- **Records shown**:
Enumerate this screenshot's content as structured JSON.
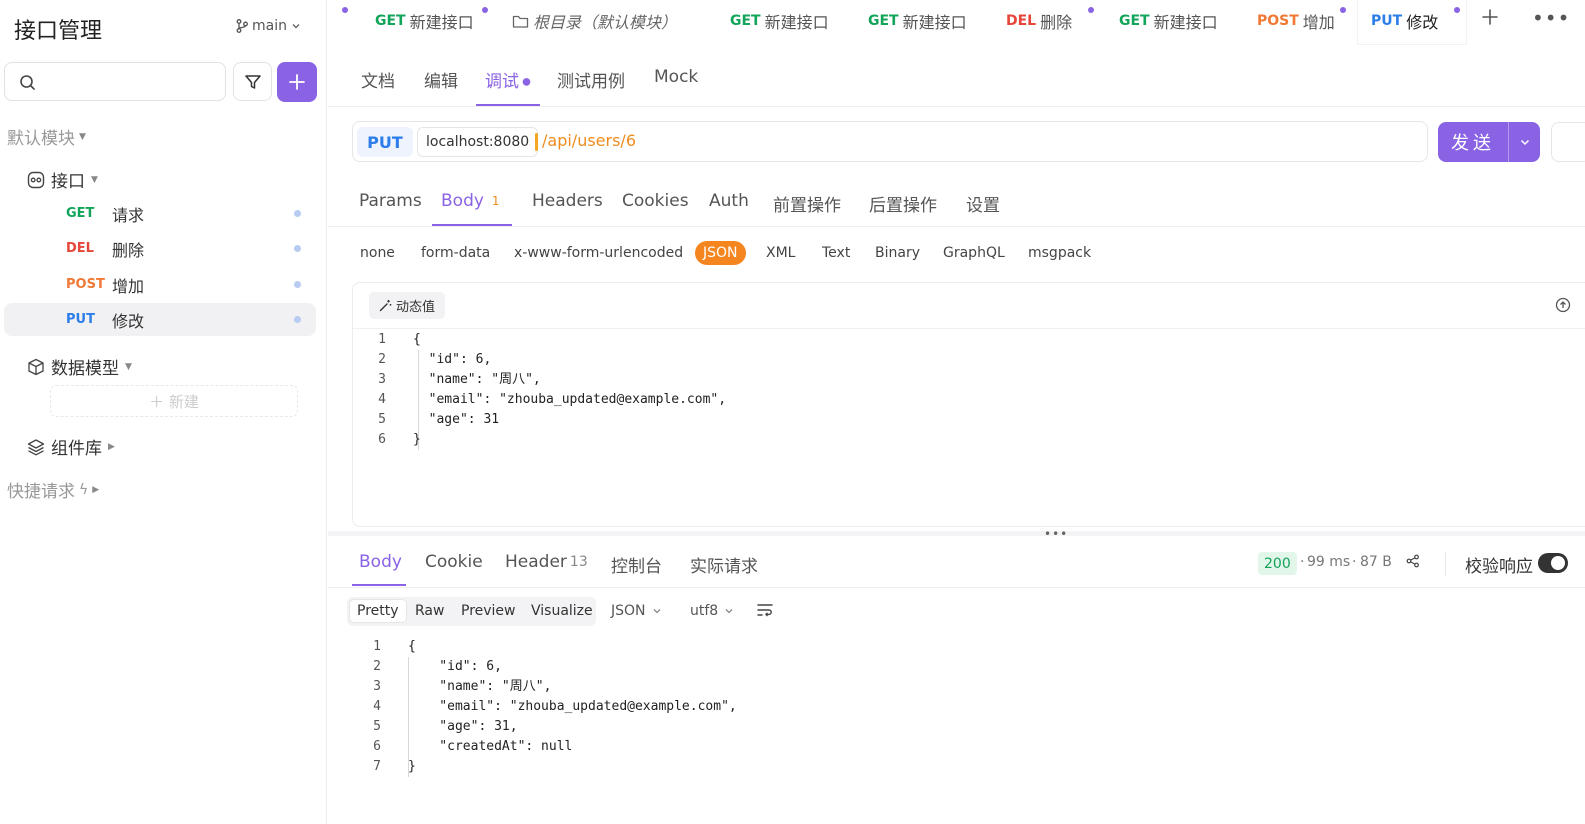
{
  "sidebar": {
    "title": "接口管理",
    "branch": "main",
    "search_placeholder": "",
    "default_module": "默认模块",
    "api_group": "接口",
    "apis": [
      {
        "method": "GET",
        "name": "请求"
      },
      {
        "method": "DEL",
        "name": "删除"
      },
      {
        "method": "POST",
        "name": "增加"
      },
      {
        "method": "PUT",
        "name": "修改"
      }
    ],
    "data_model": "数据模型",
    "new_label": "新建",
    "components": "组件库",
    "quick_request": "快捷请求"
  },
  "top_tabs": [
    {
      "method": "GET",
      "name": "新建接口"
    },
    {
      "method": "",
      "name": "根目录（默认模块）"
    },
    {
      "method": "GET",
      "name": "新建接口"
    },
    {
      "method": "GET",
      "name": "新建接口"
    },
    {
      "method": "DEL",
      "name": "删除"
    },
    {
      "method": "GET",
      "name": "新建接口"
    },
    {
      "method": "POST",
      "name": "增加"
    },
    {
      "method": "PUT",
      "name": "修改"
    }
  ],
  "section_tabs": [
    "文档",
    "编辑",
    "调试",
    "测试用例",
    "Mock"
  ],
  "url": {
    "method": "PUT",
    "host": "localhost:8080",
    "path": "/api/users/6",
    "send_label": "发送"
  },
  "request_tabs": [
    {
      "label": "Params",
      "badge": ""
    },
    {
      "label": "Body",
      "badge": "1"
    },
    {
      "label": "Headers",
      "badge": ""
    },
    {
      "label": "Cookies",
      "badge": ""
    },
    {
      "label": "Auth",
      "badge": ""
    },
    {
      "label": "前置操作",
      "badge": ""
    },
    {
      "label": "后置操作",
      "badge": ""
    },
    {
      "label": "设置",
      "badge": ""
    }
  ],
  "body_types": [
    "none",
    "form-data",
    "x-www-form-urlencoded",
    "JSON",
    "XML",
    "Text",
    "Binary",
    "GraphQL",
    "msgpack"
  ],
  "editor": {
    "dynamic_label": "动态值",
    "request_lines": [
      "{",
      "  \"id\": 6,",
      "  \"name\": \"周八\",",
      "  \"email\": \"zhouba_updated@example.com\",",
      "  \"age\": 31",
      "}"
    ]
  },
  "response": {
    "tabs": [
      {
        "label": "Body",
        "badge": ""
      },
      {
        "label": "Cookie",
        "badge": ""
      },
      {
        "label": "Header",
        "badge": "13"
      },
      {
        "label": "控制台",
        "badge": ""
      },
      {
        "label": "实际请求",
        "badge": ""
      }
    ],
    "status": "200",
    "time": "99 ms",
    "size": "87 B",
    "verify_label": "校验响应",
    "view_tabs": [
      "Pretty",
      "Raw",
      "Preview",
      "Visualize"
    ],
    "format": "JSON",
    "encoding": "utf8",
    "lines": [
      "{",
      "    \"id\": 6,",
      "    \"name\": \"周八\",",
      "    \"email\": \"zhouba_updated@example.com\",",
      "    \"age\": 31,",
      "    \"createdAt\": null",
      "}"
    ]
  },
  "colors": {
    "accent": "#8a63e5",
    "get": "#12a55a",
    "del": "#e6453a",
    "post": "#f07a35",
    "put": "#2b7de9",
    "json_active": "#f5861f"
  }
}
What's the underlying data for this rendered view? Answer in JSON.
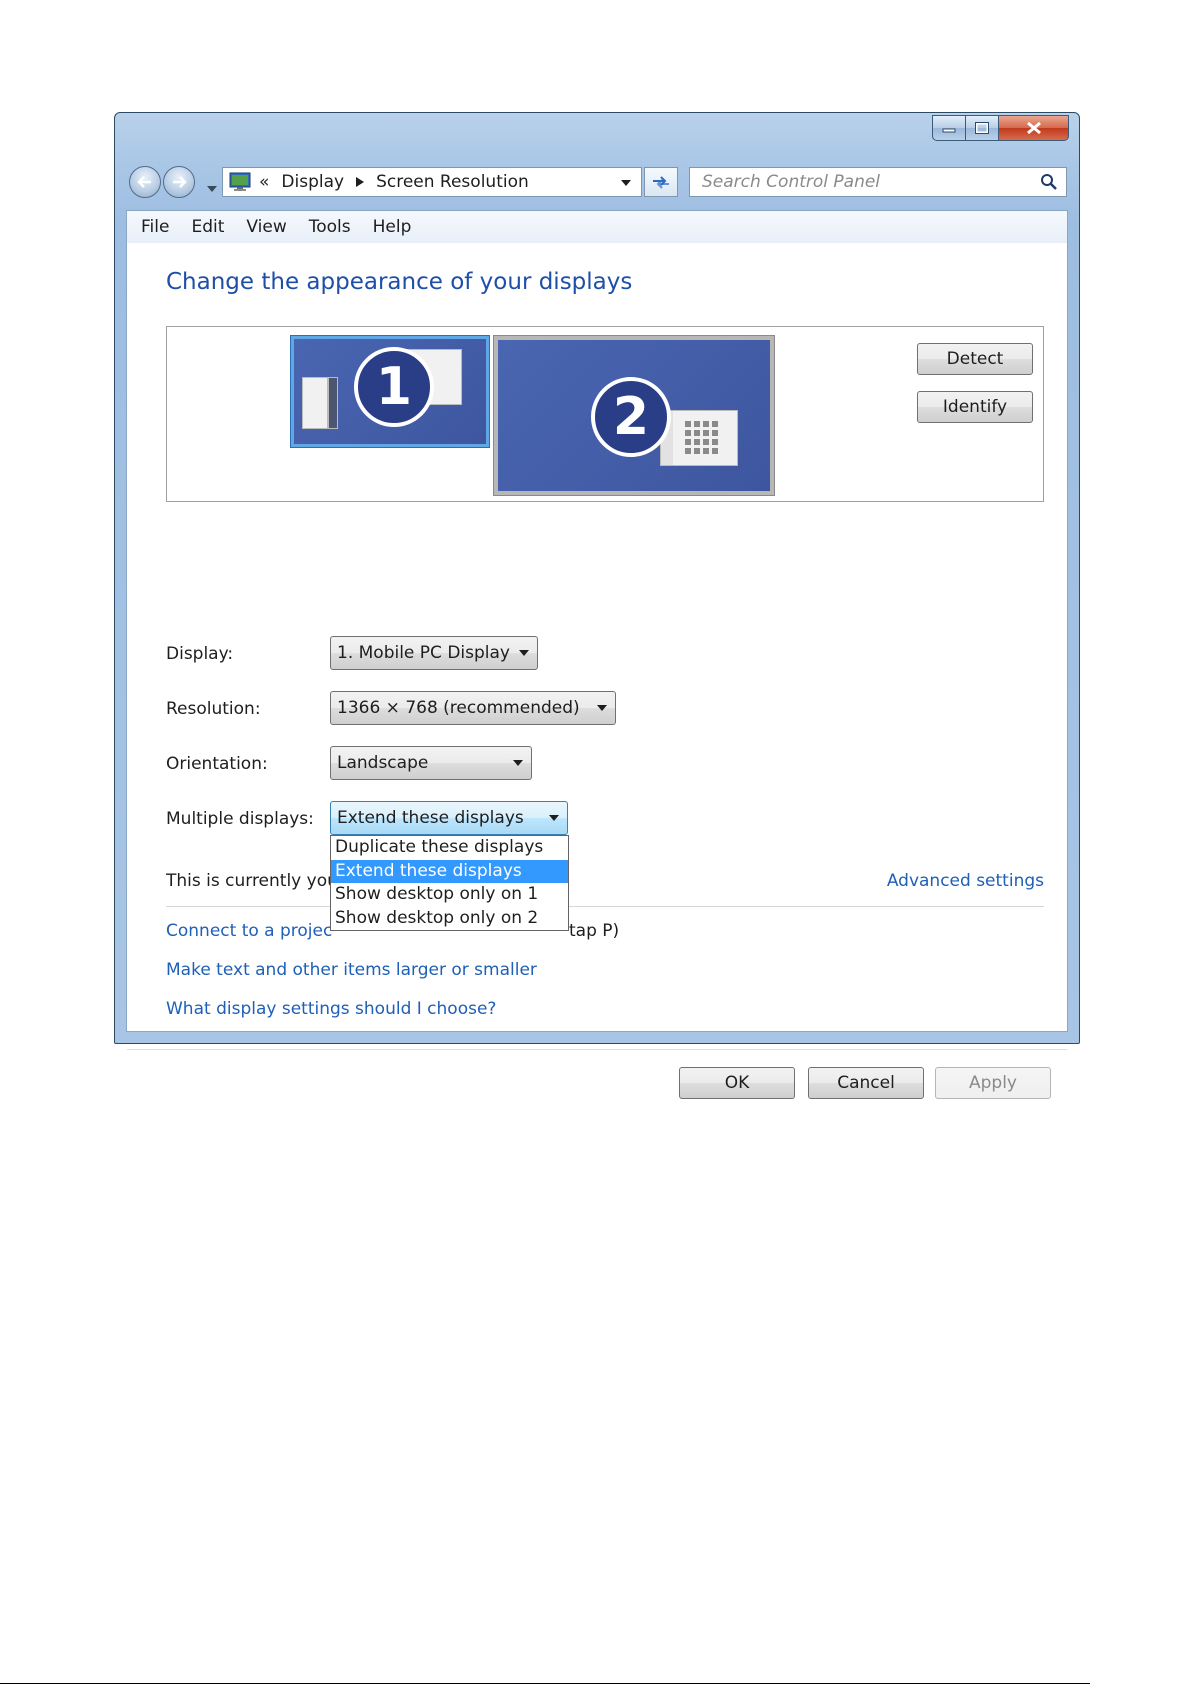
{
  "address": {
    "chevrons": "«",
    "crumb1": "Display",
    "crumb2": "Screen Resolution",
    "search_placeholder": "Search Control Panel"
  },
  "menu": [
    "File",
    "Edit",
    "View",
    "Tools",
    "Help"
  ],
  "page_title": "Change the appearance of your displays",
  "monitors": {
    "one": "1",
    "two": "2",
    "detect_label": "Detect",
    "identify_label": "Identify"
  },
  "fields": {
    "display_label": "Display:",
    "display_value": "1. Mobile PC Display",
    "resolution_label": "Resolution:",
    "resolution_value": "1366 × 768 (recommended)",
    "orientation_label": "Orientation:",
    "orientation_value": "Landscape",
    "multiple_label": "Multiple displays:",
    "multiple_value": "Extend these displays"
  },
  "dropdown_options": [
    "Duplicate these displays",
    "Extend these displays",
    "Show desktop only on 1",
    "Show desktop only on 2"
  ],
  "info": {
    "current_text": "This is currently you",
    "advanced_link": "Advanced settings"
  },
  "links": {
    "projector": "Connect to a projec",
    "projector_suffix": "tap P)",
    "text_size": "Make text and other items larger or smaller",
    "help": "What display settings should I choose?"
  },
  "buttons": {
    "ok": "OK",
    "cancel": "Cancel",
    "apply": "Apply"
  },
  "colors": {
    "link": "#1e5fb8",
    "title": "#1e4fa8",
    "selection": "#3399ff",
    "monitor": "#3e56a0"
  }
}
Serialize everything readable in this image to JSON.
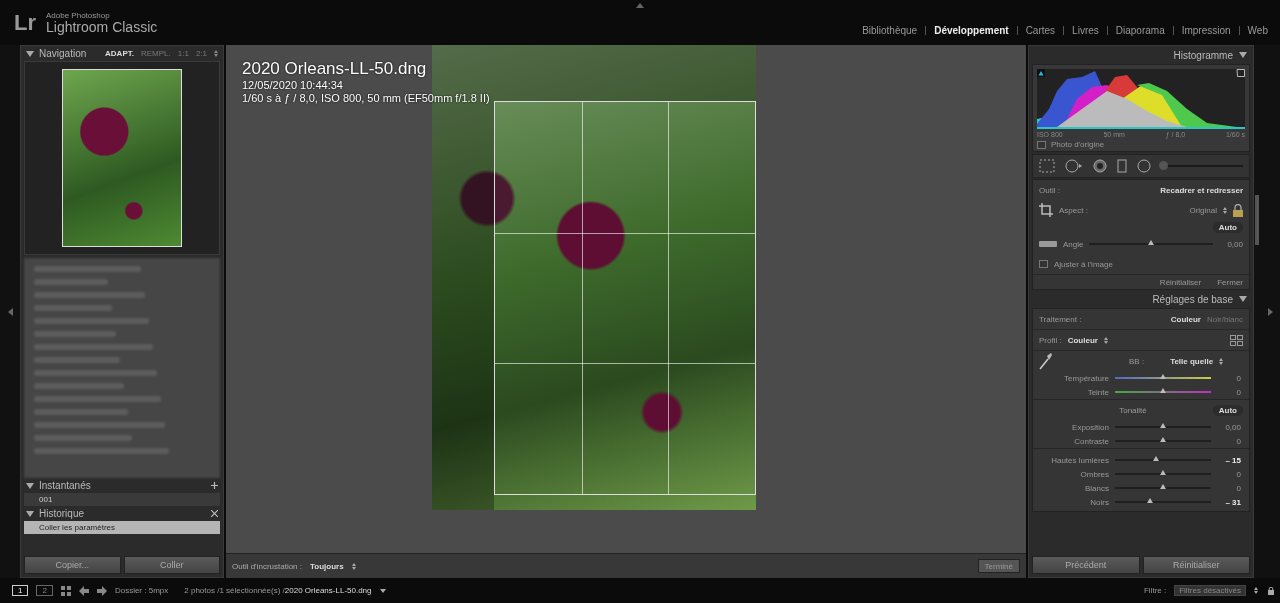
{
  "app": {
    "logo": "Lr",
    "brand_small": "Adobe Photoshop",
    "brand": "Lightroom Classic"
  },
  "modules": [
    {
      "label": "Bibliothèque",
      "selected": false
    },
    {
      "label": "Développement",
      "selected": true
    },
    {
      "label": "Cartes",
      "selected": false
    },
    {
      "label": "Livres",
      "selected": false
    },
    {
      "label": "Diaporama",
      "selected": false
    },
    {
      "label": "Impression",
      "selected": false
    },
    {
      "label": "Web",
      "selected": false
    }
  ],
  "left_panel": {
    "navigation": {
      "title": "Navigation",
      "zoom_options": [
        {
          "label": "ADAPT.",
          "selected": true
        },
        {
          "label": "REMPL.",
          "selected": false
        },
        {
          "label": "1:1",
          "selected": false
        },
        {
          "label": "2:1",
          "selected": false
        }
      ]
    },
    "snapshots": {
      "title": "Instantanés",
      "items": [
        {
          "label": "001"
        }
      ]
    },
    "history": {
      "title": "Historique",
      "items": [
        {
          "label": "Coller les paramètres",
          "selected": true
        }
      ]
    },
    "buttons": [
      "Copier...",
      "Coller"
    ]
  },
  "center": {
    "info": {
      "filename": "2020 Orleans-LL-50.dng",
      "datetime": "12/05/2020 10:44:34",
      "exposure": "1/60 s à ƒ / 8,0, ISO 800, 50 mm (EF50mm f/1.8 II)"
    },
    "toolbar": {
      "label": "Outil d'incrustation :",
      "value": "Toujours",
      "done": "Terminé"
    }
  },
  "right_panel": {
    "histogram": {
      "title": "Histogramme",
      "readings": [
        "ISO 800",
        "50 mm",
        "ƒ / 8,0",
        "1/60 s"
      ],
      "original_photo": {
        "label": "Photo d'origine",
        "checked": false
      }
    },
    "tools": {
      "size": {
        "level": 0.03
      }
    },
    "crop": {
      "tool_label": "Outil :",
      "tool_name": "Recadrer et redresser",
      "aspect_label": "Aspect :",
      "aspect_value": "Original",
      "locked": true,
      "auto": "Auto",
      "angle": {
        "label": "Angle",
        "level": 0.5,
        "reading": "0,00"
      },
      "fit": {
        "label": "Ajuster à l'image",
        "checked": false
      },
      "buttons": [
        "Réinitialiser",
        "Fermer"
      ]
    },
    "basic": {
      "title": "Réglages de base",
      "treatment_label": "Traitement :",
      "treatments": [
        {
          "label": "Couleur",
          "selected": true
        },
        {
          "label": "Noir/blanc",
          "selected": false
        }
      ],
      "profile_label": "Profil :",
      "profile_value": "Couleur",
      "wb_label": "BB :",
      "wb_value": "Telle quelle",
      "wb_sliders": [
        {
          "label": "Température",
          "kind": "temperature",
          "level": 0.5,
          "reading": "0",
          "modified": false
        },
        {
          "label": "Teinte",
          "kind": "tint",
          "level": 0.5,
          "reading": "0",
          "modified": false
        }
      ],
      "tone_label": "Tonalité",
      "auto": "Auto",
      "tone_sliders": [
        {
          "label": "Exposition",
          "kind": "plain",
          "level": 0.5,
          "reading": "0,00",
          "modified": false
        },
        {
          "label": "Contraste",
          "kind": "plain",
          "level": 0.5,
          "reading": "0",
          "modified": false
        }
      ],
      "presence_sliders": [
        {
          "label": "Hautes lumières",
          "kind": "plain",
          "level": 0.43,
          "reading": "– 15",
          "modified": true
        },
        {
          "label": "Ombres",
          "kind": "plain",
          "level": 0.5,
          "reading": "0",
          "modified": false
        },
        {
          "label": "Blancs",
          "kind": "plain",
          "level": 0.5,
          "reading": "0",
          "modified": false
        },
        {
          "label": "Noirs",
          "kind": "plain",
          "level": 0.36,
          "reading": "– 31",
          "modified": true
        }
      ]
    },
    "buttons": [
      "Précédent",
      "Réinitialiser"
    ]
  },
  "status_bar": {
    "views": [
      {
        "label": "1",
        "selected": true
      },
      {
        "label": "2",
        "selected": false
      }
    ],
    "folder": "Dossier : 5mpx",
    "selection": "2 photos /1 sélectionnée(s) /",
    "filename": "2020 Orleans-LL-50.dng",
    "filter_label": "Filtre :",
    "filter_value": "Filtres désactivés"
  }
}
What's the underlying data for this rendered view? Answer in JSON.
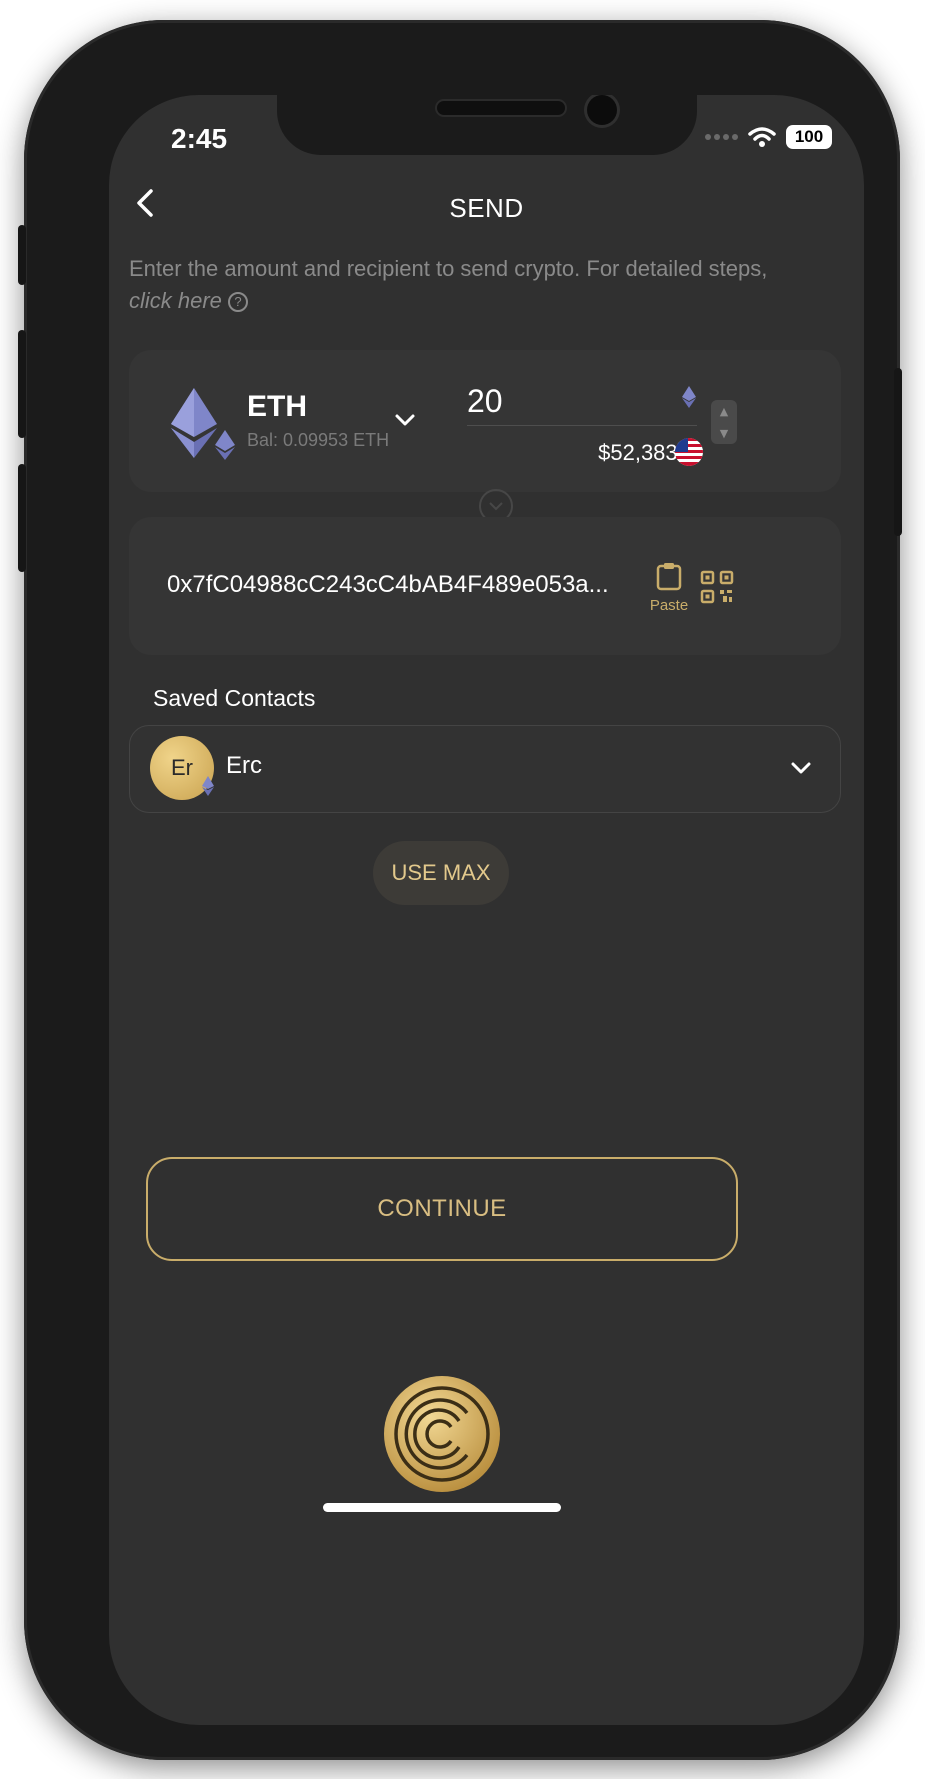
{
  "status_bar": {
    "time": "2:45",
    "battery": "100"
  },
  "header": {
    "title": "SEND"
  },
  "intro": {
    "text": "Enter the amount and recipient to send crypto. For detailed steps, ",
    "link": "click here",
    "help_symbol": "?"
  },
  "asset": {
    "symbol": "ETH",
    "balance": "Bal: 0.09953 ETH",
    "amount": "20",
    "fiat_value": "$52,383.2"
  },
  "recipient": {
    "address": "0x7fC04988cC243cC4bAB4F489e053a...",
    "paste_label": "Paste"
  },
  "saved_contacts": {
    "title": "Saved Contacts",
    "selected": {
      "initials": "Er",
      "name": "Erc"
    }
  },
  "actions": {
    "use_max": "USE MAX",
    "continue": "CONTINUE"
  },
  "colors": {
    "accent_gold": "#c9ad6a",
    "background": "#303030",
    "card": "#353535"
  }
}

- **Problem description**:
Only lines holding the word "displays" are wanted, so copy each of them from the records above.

- **Solution**:
  "page_title": "Change the appearance of your displays",
    "multiple_label": "Multiple displays:",
    "multiple_value": "Extend these displays"
    "Duplicate these displays",
    "Extend these displays",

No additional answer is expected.